This is one of those books that starts off unassuming, even a bit slow, but gathers momentum with each page. Near the end, you won’t be able to put it down, as you eagerly try to figure out how things can possibly be resolved. And once it’s over, you will feel so moved by the complexities, depth, and humanity of each character. No winners and no losers here.
Author Tayari Jones is portraying the impact a single wrongful conviction has on the wider community that surrounds each person sent to prison. And by doing so, in such a skillful way, she also illuminates the massive problem of mass incarceration currently warehousing so many men of color in the United States.
Roy Hamilton Jr. and his new wife Celestial are well-educated, ambitious, and just beginning to build a life together in Atlanta where all their dreams can come true. Until circumstances put Roy in the wrong place at the wrong time and he is unjustly convicted of a crime of violence and sentenced to 12 years in prison. What happens to Roy, Celestial, their families and friends during that enforced separation is the real meat of this novel and Jones makes it completely believable, sympathetic, and deeply human.
There are many deep human truths explored here. Because Jones, while managing to keep each character sympathetic, also reveals how and why love and good intentions can sometimes not be strong enough to overpower our all too human frailties. And sometimes, happy endings, don’t look exactly like we think they should.
Tayari Jones is a gifted writer with wonderful insight into the human condition.
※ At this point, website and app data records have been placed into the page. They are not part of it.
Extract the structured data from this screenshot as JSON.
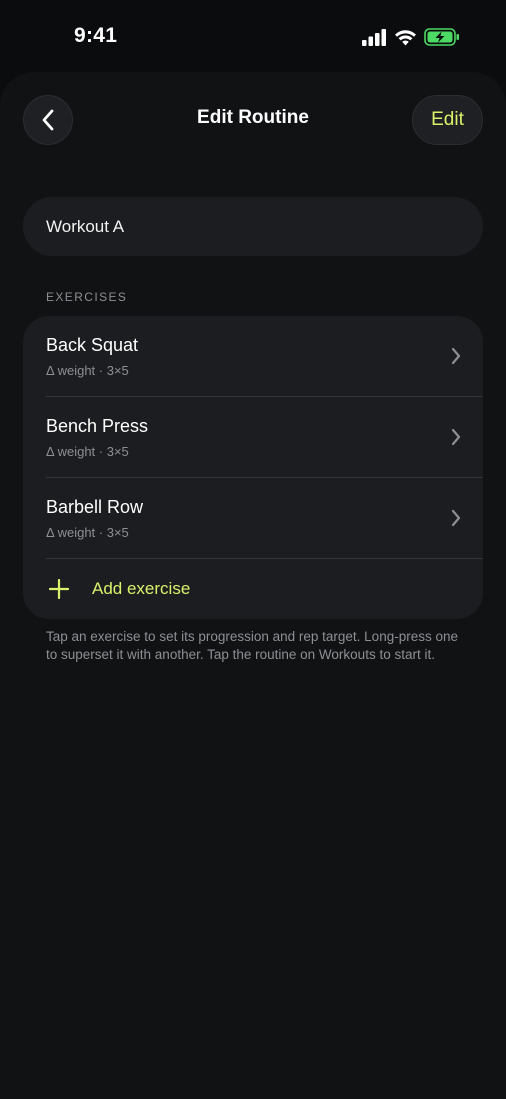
{
  "status_bar": {
    "time": "9:41"
  },
  "header": {
    "title": "Edit Routine",
    "edit_label": "Edit"
  },
  "routine": {
    "name": "Workout A"
  },
  "exercises_section": {
    "label": "EXERCISES",
    "items": [
      {
        "name": "Back Squat",
        "detail": "Δ weight · 3×5"
      },
      {
        "name": "Bench Press",
        "detail": "Δ weight · 3×5"
      },
      {
        "name": "Barbell Row",
        "detail": "Δ weight · 3×5"
      }
    ],
    "add_label": "Add exercise"
  },
  "help_text": "Tap an exercise to set its progression and rep target. Long-press one to superset it with another. Tap the routine on Workouts to start it.",
  "colors": {
    "accent": "#d9f26b",
    "background": "#0b0c0d",
    "surface": "#1c1d20",
    "battery": "#4cd964"
  }
}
I did not know of her before this book, but will certainly now pick up her others to read. (So, thank you NPR and Oprah for bringing her to my attention.)